The southern right whale, Eubalaena australis, is a baleen whale with a circumpolar distribution in the Southern Hemisphere. An adult female can reach a maximum size of 15 m and can weigh up to 47 tonnes.
Southern right whales were hunted extensively from the 17th through to the 20th century, causing their numbers to drop from an estimated 55,000-70,000 to around 300 by the 1920s.
Recent extreme right whale calf mortality events at Península Valdés, which constitutes the largest single population, have raised fresh concern for the future of the species.
To test the potential of using very high resolution satellite imagery to detect and count whales, Dr Peter Fretwell from the British Antarctic Survey and his colleagues used population of southern right whales in this region.
The satellite imagery was from the highest accuracy satellite, WorldView2, covered 40 square miles, and could penetrate further into the water column than images from other satellites.
“Whales populations have always been difficult to assess, traditional means of counting them are localized, expensive and lack accuracy. The ability to count whales automatically, over large areas in a cost effective way will be of great benefit to conservation efforts for this and potentially other whale species,” said Dr Fretwell, who is the first author of a paper published in the open-access journal PLoS ONE.
Three main criteria were used to identify whales: objects visible in the image should be the right size and shape; they should be in the right place and there should be no other types of objects that could be mistaken as whales.
The team manually identified 55 probable whales and 23 other features that could be whales on or just below the surface. In addition, the authors observed 13 objects only detected under certain wavelengths of light. Four different automatic detection methods were then tested against these numbers.
The automatic detection of whales was most accurate at specific wavelengths.
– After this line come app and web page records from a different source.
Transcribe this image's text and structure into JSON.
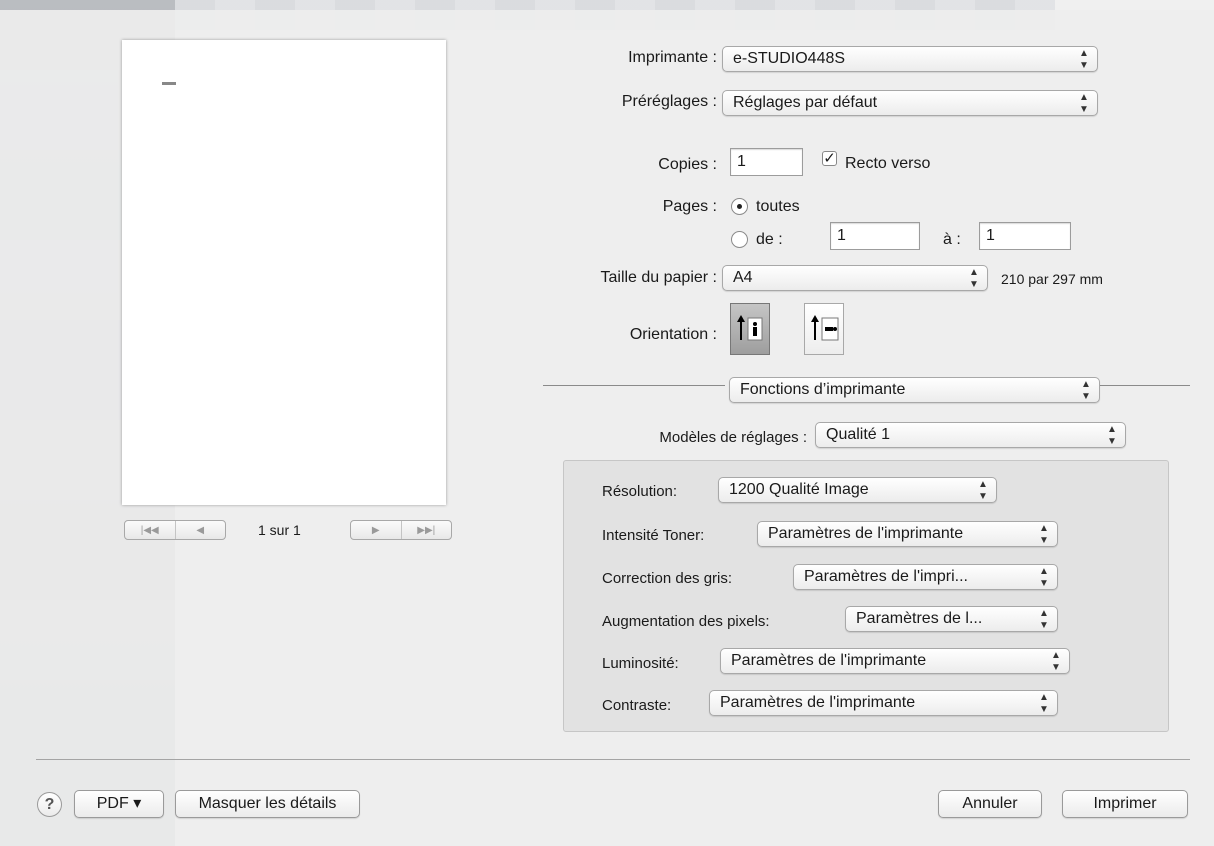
{
  "printer": {
    "label": "Imprimante :",
    "value": "e-STUDIO448S"
  },
  "presets": {
    "label": "Préréglages :",
    "value": "Réglages par défaut"
  },
  "copies": {
    "label": "Copies :",
    "value": "1",
    "duplex_label": "Recto verso",
    "duplex_checked": true
  },
  "pages": {
    "label": "Pages :",
    "all_label": "toutes",
    "range_label": "de :",
    "from": "1",
    "to_label": "à :",
    "to": "1"
  },
  "paper": {
    "label": "Taille du papier :",
    "value": "A4",
    "dimensions": "210 par 297 mm"
  },
  "orientation": {
    "label": "Orientation :",
    "selected": "portrait"
  },
  "section": {
    "value": "Fonctions d’imprimante"
  },
  "models": {
    "label": "Modèles de réglages :",
    "value": "Qualité 1"
  },
  "settings": [
    {
      "label": "Résolution:",
      "value": "1200 Qualité Image"
    },
    {
      "label": "Intensité Toner:",
      "value": "Paramètres de l'imprimante"
    },
    {
      "label": "Correction des gris:",
      "value": "Paramètres de l'impri..."
    },
    {
      "label": "Augmentation des pixels:",
      "value": "Paramètres de l..."
    },
    {
      "label": "Luminosité:",
      "value": "Paramètres de l'imprimante"
    },
    {
      "label": "Contraste:",
      "value": "Paramètres de l'imprimante"
    }
  ],
  "preview": {
    "page_label": "1 sur 1"
  },
  "footer": {
    "help": "?",
    "pdf": "PDF ▾",
    "hide_details": "Masquer les détails",
    "cancel": "Annuler",
    "print": "Imprimer"
  }
}
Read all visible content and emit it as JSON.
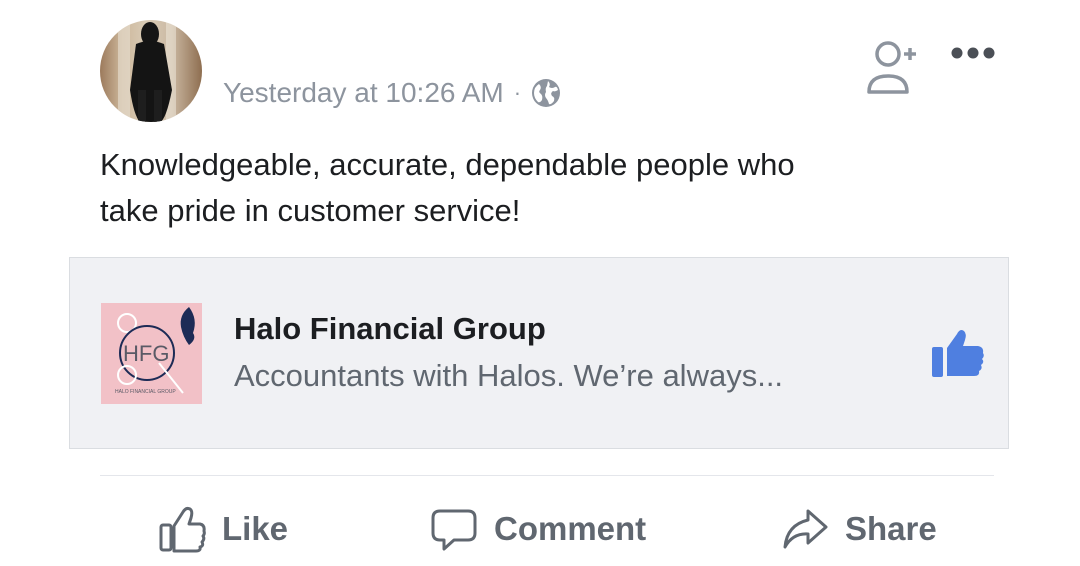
{
  "post": {
    "timestamp": "Yesterday at 10:26 AM",
    "separator": "·",
    "audience_icon": "globe-icon",
    "text_line1": "Knowledgeable, accurate, dependable people who",
    "text_line2": "take pride in customer service!"
  },
  "header_actions": {
    "add_friend_icon": "add-friend-icon",
    "more_icon": "more-options-icon"
  },
  "link_card": {
    "logo_text": "HFG",
    "logo_small_text": "HALO FINANCIAL GROUP",
    "title": "Halo Financial Group",
    "subtitle": "Accountants with Halos. We’re always...",
    "like_icon": "thumbs-up-icon"
  },
  "actions": {
    "like_label": "Like",
    "comment_label": "Comment",
    "share_label": "Share"
  },
  "colors": {
    "text_primary": "#1c1e21",
    "text_secondary": "#606770",
    "meta_gray": "#8d949e",
    "facebook_blue": "#4f7fe0",
    "card_background": "#f0f1f4",
    "logo_pink": "#f2c1c7",
    "logo_navy": "#1d2b56"
  }
}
The team concluded that these methods are more efficient than traditional methods of assessing populations of marine mammals, and may be used to calculate population abundance.
“This is a proof of concept study that proves whales can be identified and counted by satellite. Whale populations have always been difficult to assess; traditional means of counting them are localized, expensive and lack accuracy. The ability to count whales automatically, over large areas in a cost effective way will be of great benefit to conservation efforts for this and potentially other whale species,” Dr Fretwell said.
Previously, satellites have provided limited success in counting whales but their accuracy has improved in recent years.
Future satellite platforms will provide even high quality imagery and Worldview3 is planned to be launched this year. This will allow for greater confidence in identifying whales and differentiating mother and calf pairs. Such technological advancements may also allow scientists to apply this method to other whale species.
Fretwell PT et al. 2014. Whales from Space: Counting Southern Right Whales by Satellite. PLoS ONE 9(2): e88655; doi: 10.1371/journal.pone.0088655